• Exercise instructions: Nothing should be dropped or changed: copy every line of the listing.
== Segment start ==
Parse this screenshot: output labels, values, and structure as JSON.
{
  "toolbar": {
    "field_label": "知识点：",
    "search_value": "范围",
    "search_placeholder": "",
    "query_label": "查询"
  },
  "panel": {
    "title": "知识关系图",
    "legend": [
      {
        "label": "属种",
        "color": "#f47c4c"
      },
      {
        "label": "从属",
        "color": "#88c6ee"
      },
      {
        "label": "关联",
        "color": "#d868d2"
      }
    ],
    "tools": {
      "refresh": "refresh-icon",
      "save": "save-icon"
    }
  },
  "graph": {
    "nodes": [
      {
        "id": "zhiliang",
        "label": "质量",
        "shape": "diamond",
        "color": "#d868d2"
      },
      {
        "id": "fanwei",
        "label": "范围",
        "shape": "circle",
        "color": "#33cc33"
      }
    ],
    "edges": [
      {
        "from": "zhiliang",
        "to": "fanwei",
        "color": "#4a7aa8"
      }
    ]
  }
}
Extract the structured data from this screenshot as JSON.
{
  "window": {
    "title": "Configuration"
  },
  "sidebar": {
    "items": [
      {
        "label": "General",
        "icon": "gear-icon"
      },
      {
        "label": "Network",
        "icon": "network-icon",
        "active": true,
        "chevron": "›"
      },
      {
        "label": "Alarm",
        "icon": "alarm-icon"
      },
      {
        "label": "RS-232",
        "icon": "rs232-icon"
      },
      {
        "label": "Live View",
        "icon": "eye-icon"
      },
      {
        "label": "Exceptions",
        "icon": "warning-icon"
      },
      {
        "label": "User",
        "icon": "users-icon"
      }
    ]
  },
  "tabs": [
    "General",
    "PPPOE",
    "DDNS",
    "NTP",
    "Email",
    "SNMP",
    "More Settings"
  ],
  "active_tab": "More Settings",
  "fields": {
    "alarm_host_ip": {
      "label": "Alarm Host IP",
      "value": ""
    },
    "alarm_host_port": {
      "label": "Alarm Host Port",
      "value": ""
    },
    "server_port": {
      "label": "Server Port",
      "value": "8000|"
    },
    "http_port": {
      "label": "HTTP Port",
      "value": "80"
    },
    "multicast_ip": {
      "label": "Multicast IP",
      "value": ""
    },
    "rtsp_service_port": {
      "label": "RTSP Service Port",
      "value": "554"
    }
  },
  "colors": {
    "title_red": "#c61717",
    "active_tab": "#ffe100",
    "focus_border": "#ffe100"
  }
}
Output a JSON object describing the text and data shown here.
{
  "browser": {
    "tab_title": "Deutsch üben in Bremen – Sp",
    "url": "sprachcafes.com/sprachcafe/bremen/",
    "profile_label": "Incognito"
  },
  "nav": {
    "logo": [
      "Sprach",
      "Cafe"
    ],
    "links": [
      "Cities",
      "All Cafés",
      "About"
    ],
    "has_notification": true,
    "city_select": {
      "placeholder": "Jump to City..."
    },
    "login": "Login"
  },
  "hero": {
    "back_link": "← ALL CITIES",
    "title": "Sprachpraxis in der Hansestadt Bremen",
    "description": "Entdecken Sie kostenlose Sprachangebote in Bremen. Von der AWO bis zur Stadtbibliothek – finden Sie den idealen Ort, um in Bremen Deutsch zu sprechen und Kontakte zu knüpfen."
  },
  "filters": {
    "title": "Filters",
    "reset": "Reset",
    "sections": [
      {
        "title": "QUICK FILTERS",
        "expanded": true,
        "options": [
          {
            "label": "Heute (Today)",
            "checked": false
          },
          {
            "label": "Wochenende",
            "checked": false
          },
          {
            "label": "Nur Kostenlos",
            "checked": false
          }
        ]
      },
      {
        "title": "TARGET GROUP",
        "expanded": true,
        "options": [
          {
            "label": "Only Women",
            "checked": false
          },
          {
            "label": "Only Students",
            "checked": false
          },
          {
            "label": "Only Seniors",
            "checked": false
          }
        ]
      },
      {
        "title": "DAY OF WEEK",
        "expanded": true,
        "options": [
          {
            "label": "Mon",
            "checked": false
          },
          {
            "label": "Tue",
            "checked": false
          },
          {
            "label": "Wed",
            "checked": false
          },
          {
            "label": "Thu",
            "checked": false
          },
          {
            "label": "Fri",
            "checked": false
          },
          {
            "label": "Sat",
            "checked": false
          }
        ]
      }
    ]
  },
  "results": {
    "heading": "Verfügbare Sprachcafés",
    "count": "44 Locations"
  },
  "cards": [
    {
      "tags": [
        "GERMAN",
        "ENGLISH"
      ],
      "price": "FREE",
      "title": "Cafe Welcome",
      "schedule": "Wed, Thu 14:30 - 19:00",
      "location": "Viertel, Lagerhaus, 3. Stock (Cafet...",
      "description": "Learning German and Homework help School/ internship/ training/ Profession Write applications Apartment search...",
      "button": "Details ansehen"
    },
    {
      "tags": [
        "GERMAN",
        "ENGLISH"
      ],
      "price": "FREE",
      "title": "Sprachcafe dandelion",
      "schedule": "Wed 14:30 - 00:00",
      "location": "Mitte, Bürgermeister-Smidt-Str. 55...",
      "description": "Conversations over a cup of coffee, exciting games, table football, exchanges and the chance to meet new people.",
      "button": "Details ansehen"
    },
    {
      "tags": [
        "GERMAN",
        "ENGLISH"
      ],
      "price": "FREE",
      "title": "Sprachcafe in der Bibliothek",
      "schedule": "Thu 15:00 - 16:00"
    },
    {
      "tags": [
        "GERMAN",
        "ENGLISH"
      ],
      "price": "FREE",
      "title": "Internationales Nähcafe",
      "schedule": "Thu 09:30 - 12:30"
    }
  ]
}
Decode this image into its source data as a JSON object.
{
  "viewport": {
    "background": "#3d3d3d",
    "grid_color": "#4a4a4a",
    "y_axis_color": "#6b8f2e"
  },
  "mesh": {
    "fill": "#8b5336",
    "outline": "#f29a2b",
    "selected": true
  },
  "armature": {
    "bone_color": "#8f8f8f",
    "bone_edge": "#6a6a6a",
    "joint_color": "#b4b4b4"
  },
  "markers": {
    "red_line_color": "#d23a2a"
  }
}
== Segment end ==
• Final answer:
Parse this screenshot: output labels, values, and structure as JSON.
{
  "toolbar": {
    "field_label": "知识点：",
    "search_value": "范围",
    "search_placeholder": "",
    "query_label": "查询"
  },
  "panel": {
    "title": "知识关系图",
    "legend": [
      {
        "label": "属种",
        "color": "#f47c4c"
      },
      {
        "label": "从属",
        "color": "#88c6ee"
      },
      {
        "label": "关联",
        "color": "#d868d2"
      }
    ],
    "tools": {
      "refresh": "refresh-icon",
      "save": "save-icon"
    }
  },
  "graph": {
    "nodes": [
      {
        "id": "zhiliang",
        "label": "质量",
        "shape": "diamond",
        "color": "#d868d2"
      },
      {
        "id": "fanwei",
        "label": "范围",
        "shape": "circle",
        "color": "#33cc33"
      }
    ],
    "edges": [
      {
        "from": "zhiliang",
        "to": "fanwei",
        "color": "#4a7aa8"
      }
    ]
  }
}
Extract the structured data from this screenshot as JSON.
{
  "window": {
    "title": "Configuration"
  },
  "sidebar": {
    "items": [
      {
        "label": "General",
        "icon": "gear-icon"
      },
      {
        "label": "Network",
        "icon": "network-icon",
        "active": true,
        "chevron": "›"
      },
      {
        "label": "Alarm",
        "icon": "alarm-icon"
      },
      {
        "label": "RS-232",
        "icon": "rs232-icon"
      },
      {
        "label": "Live View",
        "icon": "eye-icon"
      },
      {
        "label": "Exceptions",
        "icon": "warning-icon"
      },
      {
        "label": "User",
        "icon": "users-icon"
      }
    ]
  },
  "tabs": [
    "General",
    "PPPOE",
    "DDNS",
    "NTP",
    "Email",
    "SNMP",
    "More Settings"
  ],
  "active_tab": "More Settings",
  "fields": {
    "alarm_host_ip": {
      "label": "Alarm Host IP",
      "value": ""
    },
    "alarm_host_port": {
      "label": "Alarm Host Port",
      "value": ""
    },
    "server_port": {
      "label": "Server Port",
      "value": "8000|"
    },
    "http_port": {
      "label": "HTTP Port",
      "value": "80"
    },
    "multicast_ip": {
      "label": "Multicast IP",
      "value": ""
    },
    "rtsp_service_port": {
      "label": "RTSP Service Port",
      "value": "554"
    }
  },
  "colors": {
    "title_red": "#c61717",
    "active_tab": "#ffe100",
    "focus_border": "#ffe100"
  }
}
Output a JSON object describing the text and data shown here.
{
  "browser": {
    "tab_title": "Deutsch üben in Bremen – Sp",
    "url": "sprachcafes.com/sprachcafe/bremen/",
    "profile_label": "Incognito"
  },
  "nav": {
    "logo": [
      "Sprach",
      "Cafe"
    ],
    "links": [
      "Cities",
      "All Cafés",
      "About"
    ],
    "has_notification": true,
    "city_select": {
      "placeholder": "Jump to City..."
    },
    "login": "Login"
  },
  "hero": {
    "back_link": "← ALL CITIES",
    "title": "Sprachpraxis in der Hansestadt Bremen",
    "description": "Entdecken Sie kostenlose Sprachangebote in Bremen. Von der AWO bis zur Stadtbibliothek – finden Sie den idealen Ort, um in Bremen Deutsch zu sprechen und Kontakte zu knüpfen."
  },
  "filters": {
    "title": "Filters",
    "reset": "Reset",
    "sections": [
      {
        "title": "QUICK FILTERS",
        "expanded": true,
        "options": [
          {
            "label": "Heute (Today)",
            "checked": false
          },
          {
            "label": "Wochenende",
            "checked": false
          },
          {
            "label": "Nur Kostenlos",
            "checked": false
          }
        ]
      },
      {
        "title": "TARGET GROUP",
        "expanded": true,
        "options": [
          {
            "label": "Only Women",
            "checked": false
          },
          {
            "label": "Only Students",
            "checked": false
          },
          {
            "label": "Only Seniors",
            "checked": false
          }
        ]
      },
      {
        "title": "DAY OF WEEK",
        "expanded": true,
        "options": [
          {
            "label": "Mon",
            "checked": false
          },
          {
            "label": "Tue",
            "checked": false
          },
          {
            "label": "Wed",
            "checked": false
          },
          {
            "label": "Thu",
            "checked": false
          },
          {
            "label": "Fri",
            "checked": false
          },
          {
            "label": "Sat",
            "checked": false
          }
        ]
      }
    ]
  },
  "results": {
    "heading": "Verfügbare Sprachcafés",
    "count": "44 Locations"
  },
  "cards": [
    {
      "tags": [
        "GERMAN",
        "ENGLISH"
      ],
      "price": "FREE",
      "title": "Cafe Welcome",
      "schedule": "Wed, Thu 14:30 - 19:00",
      "location": "Viertel, Lagerhaus, 3. Stock (Cafet...",
      "description": "Learning German and Homework help School/ internship/ training/ Profession Write applications Apartment search...",
      "button": "Details ansehen"
    },
    {
      "tags": [
        "GERMAN",
        "ENGLISH"
      ],
      "price": "FREE",
      "title": "Sprachcafe dandelion",
      "schedule": "Wed 14:30 - 00:00",
      "location": "Mitte, Bürgermeister-Smidt-Str. 55...",
      "description": "Conversations over a cup of coffee, exciting games, table football, exchanges and the chance to meet new people.",
      "button": "Details ansehen"
    },
    {
      "tags": [
        "GERMAN",
        "ENGLISH"
      ],
      "price": "FREE",
      "title": "Sprachcafe in der Bibliothek",
      "schedule": "Thu 15:00 - 16:00"
    },
    {
      "tags": [
        "GERMAN",
        "ENGLISH"
      ],
      "price": "FREE",
      "title": "Internationales Nähcafe",
      "schedule": "Thu 09:30 - 12:30"
    }
  ]
}
Decode this image into its source data as a JSON object.
{
  "viewport": {
    "background": "#3d3d3d",
    "grid_color": "#4a4a4a",
    "y_axis_color": "#6b8f2e"
  },
  "mesh": {
    "fill": "#8b5336",
    "outline": "#f29a2b",
    "selected": true
  },
  "armature": {
    "bone_color": "#8f8f8f",
    "bone_edge": "#6a6a6a",
    "joint_color": "#b4b4b4"
  },
  "markers": {
    "red_line_color": "#d23a2a"
  }
}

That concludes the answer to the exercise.